But apart from sin, other obstacles can also arise between ourselves and God. Anything — even good things — can become an obstacle to grace if we allow them a place in our lives that only God should occupy. We should love God above all other things, so when something else has become our top priority, the most important thing to us, we create a false idol. Anything can be made into an idol — money, career, school, leisure, sports, sex, politics, hobbies, even our friends and family — if it has come to occupy a place in our heart that belongs rightly to God. It can become a mountain between us and God.

And then there are distractions; all the little things that tend to get in the way of our religious obligations and prevent us from focusing on God the way we ought to. Maybe these are not mountains, but they can be pretty large hills that make our path to God more difficult. Have we allowed time for God in our daily schedule? Do we do the things we need to do, like homework or household tasks, efficiently and prayerfully so that they don’t distract us from our faith? Do we allow time for silence in our lives so that we can hear God speaking to us, or do we instead find ways of occupying every waking moment?

These sorts of things are the mountains we need to make low. But what about the valleys, the low areas of our lives? These are the things that are missing that we need to fill in to make straight God’s path. What is missing from your live that would make the way for Christ more smooth?

Prayer is certainly something we could all make more time for. Prayer is essential to the Christian life. It is our communication with God, when we speak to Him and listen to Him. It is how we foster and sustain our relationship with our heavenly Father. Prayer is when we raise our minds and hearts to God, lifting our gaze for a time above the limited horizon of this mortal world to look upon something greater. We need prayer like we need oxygen. Our spirit suffocates without it.

Do we take advantage of the sacraments? These are touch-points Christ has given us as places of encounter between this world and the next, between the human and the divine. They are sign-posts on the road, our help to strengthen us on our journey. The Eucharist and Confession especially should be a frequent part of the life of every Christian — our daily bread and daily bath, to keep us clean and well-nourished in the faith. Do we make the sacraments a priority in our lives?

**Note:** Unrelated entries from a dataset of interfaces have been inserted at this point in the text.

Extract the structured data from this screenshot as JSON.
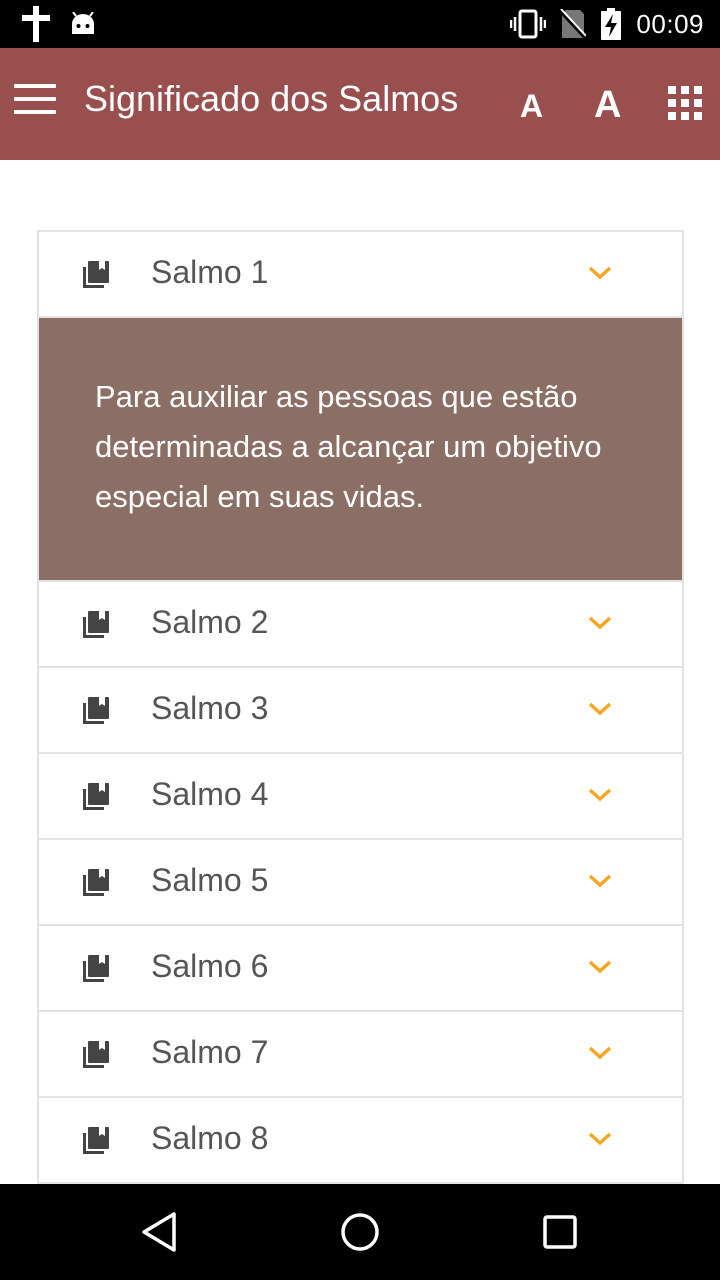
{
  "status_bar": {
    "time": "00:09",
    "icons": [
      "cross-icon",
      "android-icon",
      "vibrate-icon",
      "no-sim-icon",
      "battery-charging-icon"
    ]
  },
  "app_bar": {
    "title": "Significado dos Salmos",
    "font_small_label": "A",
    "font_large_label": "A",
    "menu_icon": "hamburger-menu-icon",
    "apps_icon": "grid-apps-icon",
    "background_color": "#9a4f4f"
  },
  "psalms": {
    "items": [
      {
        "label": "Salmo 1",
        "expanded": true
      },
      {
        "label": "Salmo 2",
        "expanded": false
      },
      {
        "label": "Salmo 3",
        "expanded": false
      },
      {
        "label": "Salmo 4",
        "expanded": false
      },
      {
        "label": "Salmo 5",
        "expanded": false
      },
      {
        "label": "Salmo 6",
        "expanded": false
      },
      {
        "label": "Salmo 7",
        "expanded": false
      },
      {
        "label": "Salmo 8",
        "expanded": false
      }
    ],
    "expanded_text": "Para auxiliar as pessoas que estão determinadas a alcançar um objetivo especial em suas vidas.",
    "panel_color": "#8b6e64",
    "chevron_color": "#f5a623"
  },
  "nav_bar": {
    "buttons": [
      "back-icon",
      "home-icon",
      "recents-icon"
    ]
  }
}
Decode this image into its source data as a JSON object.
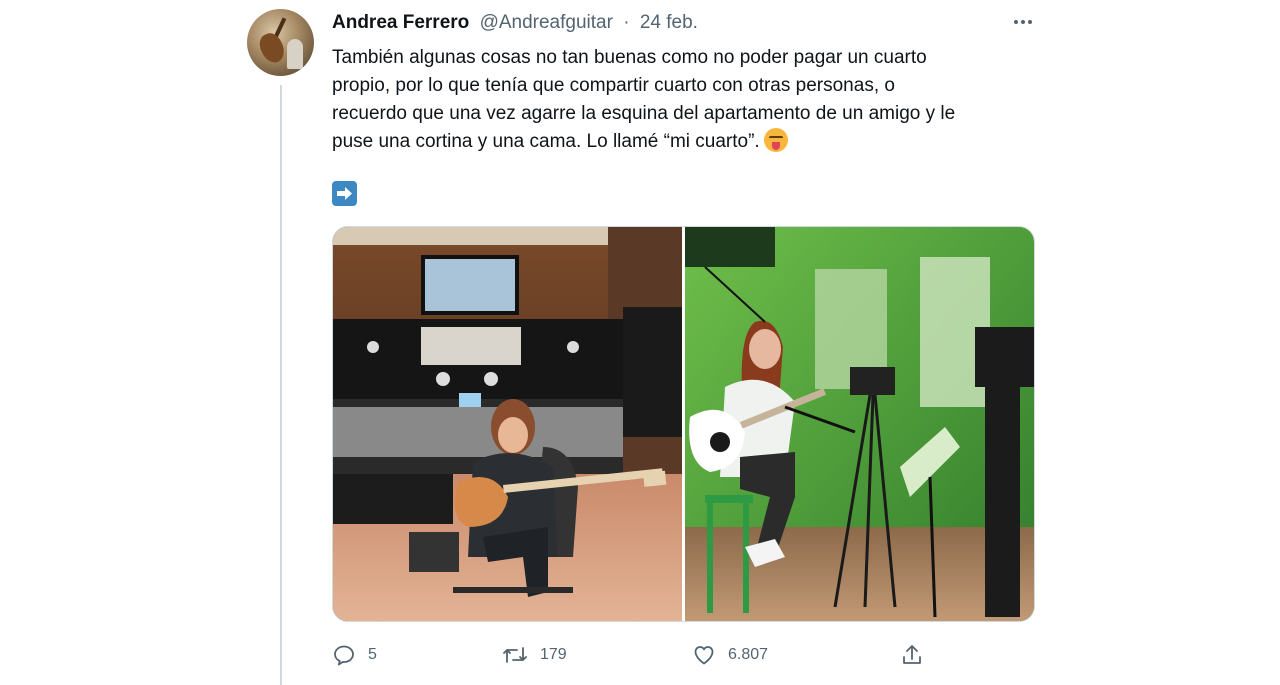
{
  "tweet": {
    "author_name": "Andrea Ferrero",
    "author_handle": "@Andreafguitar",
    "separator": "·",
    "date": "24 feb.",
    "lines": [
      "También algunas cosas no tan buenas como no poder pagar un cuarto",
      "propio, por lo que tenía que compartir cuarto con otras personas, o",
      "recuerdo que una vez agarre la esquina del apartamento de un amigo y le",
      "puse una cortina y una cama. Lo llamé “mi cuarto”."
    ],
    "emoji": "squinting-face-with-tongue",
    "arrow_emoji": "right-arrow-emoji",
    "media": [
      {
        "name": "studio-console-photo",
        "description_icon": "photo"
      },
      {
        "name": "green-studio-photo",
        "description_icon": "photo"
      }
    ],
    "actions": {
      "replies": "5",
      "retweets": "179",
      "likes": "6.807"
    }
  },
  "colors": {
    "text": "#0f1419",
    "secondary": "#536471",
    "thread_line": "#cfd9de",
    "arrow_blue": "#3b88c3"
  }
}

Maybe what is missing in your life is study — and I don’t mean schoolwork. We study to learn about subjects that are important to us. How much time do you devote to studying the word of God? Do you read from the scriptures each day? Or from the spiritual writings of the saints? Do you know the Catechism? Can you explain the basics of the faith to others?

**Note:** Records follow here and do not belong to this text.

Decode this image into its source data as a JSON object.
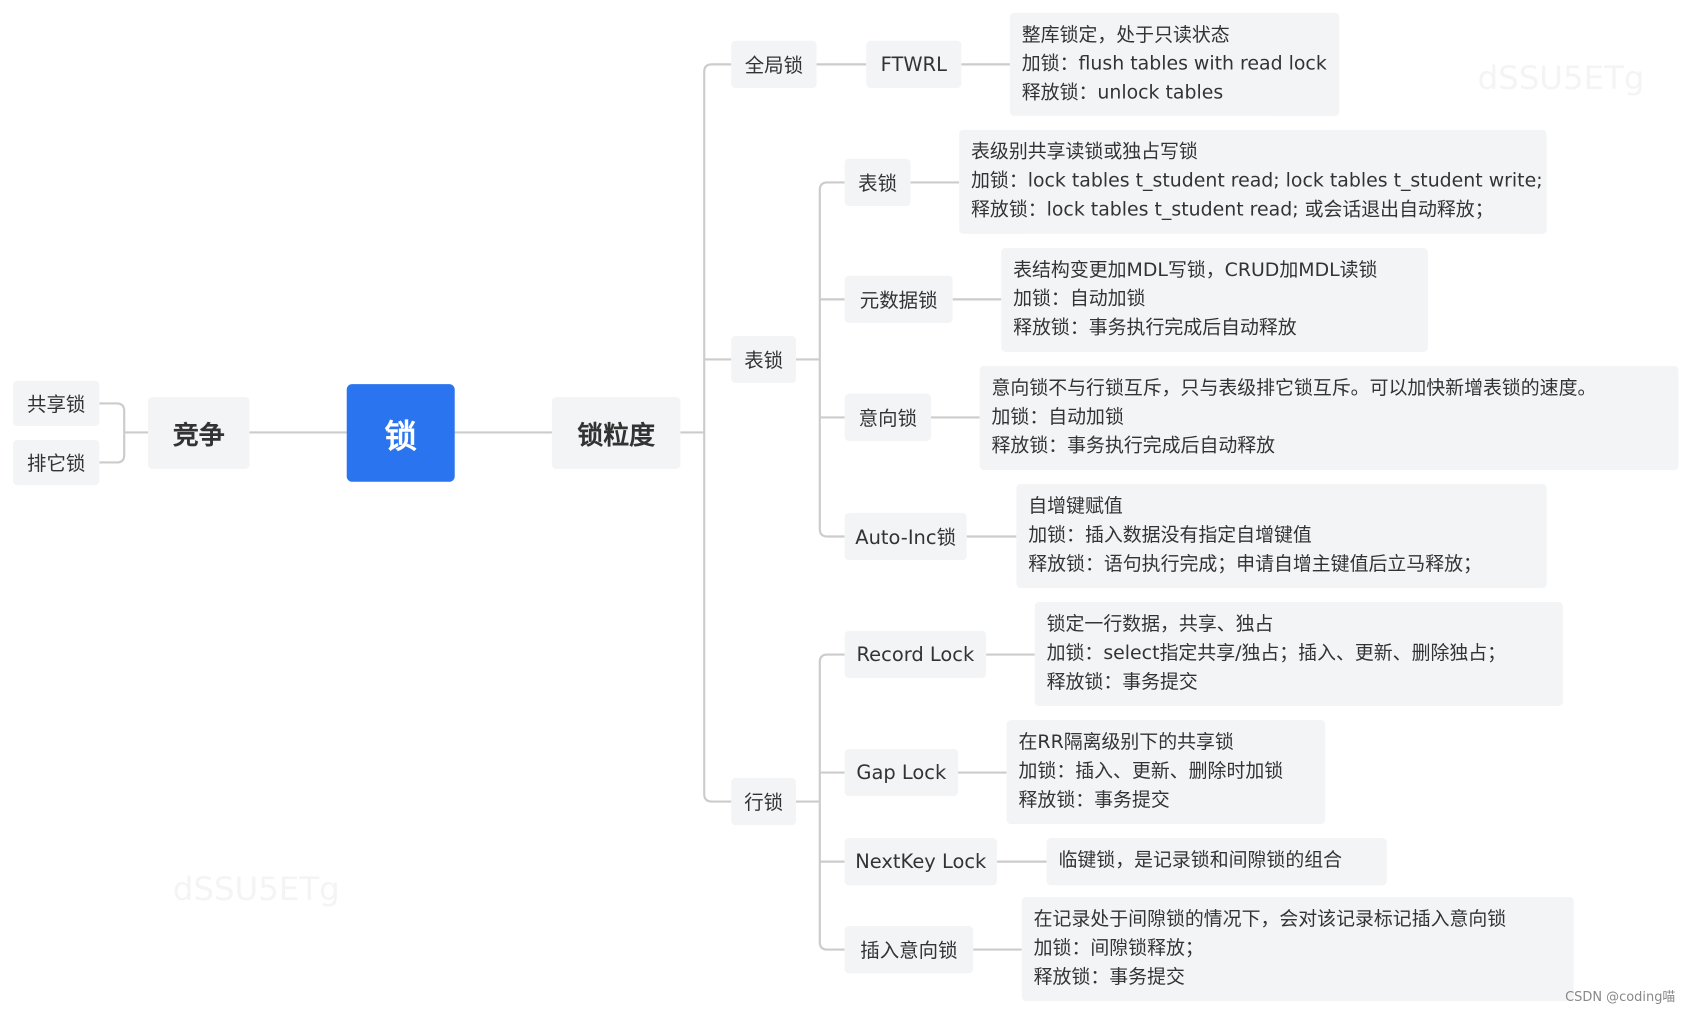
{
  "root": {
    "label": "锁"
  },
  "left": {
    "label": "竞争",
    "children": [
      "共享锁",
      "排它锁"
    ]
  },
  "right": {
    "label": "锁粒度"
  },
  "global": {
    "label": "全局锁",
    "child": "FTWRL",
    "desc": [
      "整库锁定，处于只读状态",
      "加锁：flush tables with read lock",
      "释放锁：unlock tables"
    ]
  },
  "table": {
    "label": "表锁",
    "items": [
      {
        "label": "表锁",
        "desc": [
          "表级别共享读锁或独占写锁",
          "加锁：lock tables t_student read; lock tables t_student write;",
          "释放锁：lock tables t_student read; 或会话退出自动释放；"
        ]
      },
      {
        "label": "元数据锁",
        "desc": [
          "表结构变更加MDL写锁，CRUD加MDL读锁",
          "加锁：自动加锁",
          "释放锁：事务执行完成后自动释放"
        ]
      },
      {
        "label": "意向锁",
        "desc": [
          "意向锁不与行锁互斥，只与表级排它锁互斥。可以加快新增表锁的速度。",
          "加锁：自动加锁",
          "释放锁：事务执行完成后自动释放"
        ]
      },
      {
        "label": "Auto-Inc锁",
        "desc": [
          "自增键赋值",
          "加锁：插入数据没有指定自增键值",
          "释放锁：语句执行完成；申请自增主键值后立马释放；"
        ]
      }
    ]
  },
  "row": {
    "label": "行锁",
    "items": [
      {
        "label": "Record Lock",
        "desc": [
          "锁定一行数据，共享、独占",
          "加锁：select指定共享/独占；插入、更新、删除独占；",
          "释放锁：事务提交"
        ]
      },
      {
        "label": "Gap Lock",
        "desc": [
          "在RR隔离级别下的共享锁",
          "加锁：插入、更新、删除时加锁",
          "释放锁：事务提交"
        ]
      },
      {
        "label": "NextKey Lock",
        "desc": [
          "临键锁，是记录锁和间隙锁的组合"
        ]
      },
      {
        "label": "插入意向锁",
        "desc": [
          "在记录处于间隙锁的情况下，会对该记录标记插入意向锁",
          "加锁：间隙锁释放；",
          "释放锁：事务提交"
        ]
      }
    ]
  },
  "watermark": "dSSU5ETg",
  "credit": "CSDN @coding喵",
  "colors": {
    "root": "#2b74ef",
    "node": "#f3f4f6",
    "line": "#cccccc"
  }
}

Or perhaps the valley that needs to be filled in for you is active charity — feeding the hungry, clothing the naked, healing the sick, comforting the sorrowful, educating the ignorant, admonishing the sinner, and all the other ways we are called to put our love of neighbor into action.

All of these things — prayer, study and works of mercy — are essential to the Christian life. If they are neglected, it creates valleys, or low places, that need to be filled in to make straight the way of the Lord.

St. John the Baptist point the way to Christ, but he can’t walk that way for us. We each have to do the work in our own hearts to prepare for the Lord’s coming. Advent is a time for us to take stock and do a spiritual inventory of our lives. I know this is a hectic time of year for students as you enter into the last week of classes and prepare for final exams. But if you’ve read this far, I invite you to step away from your books for a little while — maybe take a walk around campus, or spend some quiet time in the chapel — and spend some time reflection. What are the mountains that you need to make low? What are the valleys that you need to fill in? What practical changes do you need to put in place to make this happen?

The Lord is coming. Let us heed John the Baptist’s call to prepare his way, so that we may see his salvation.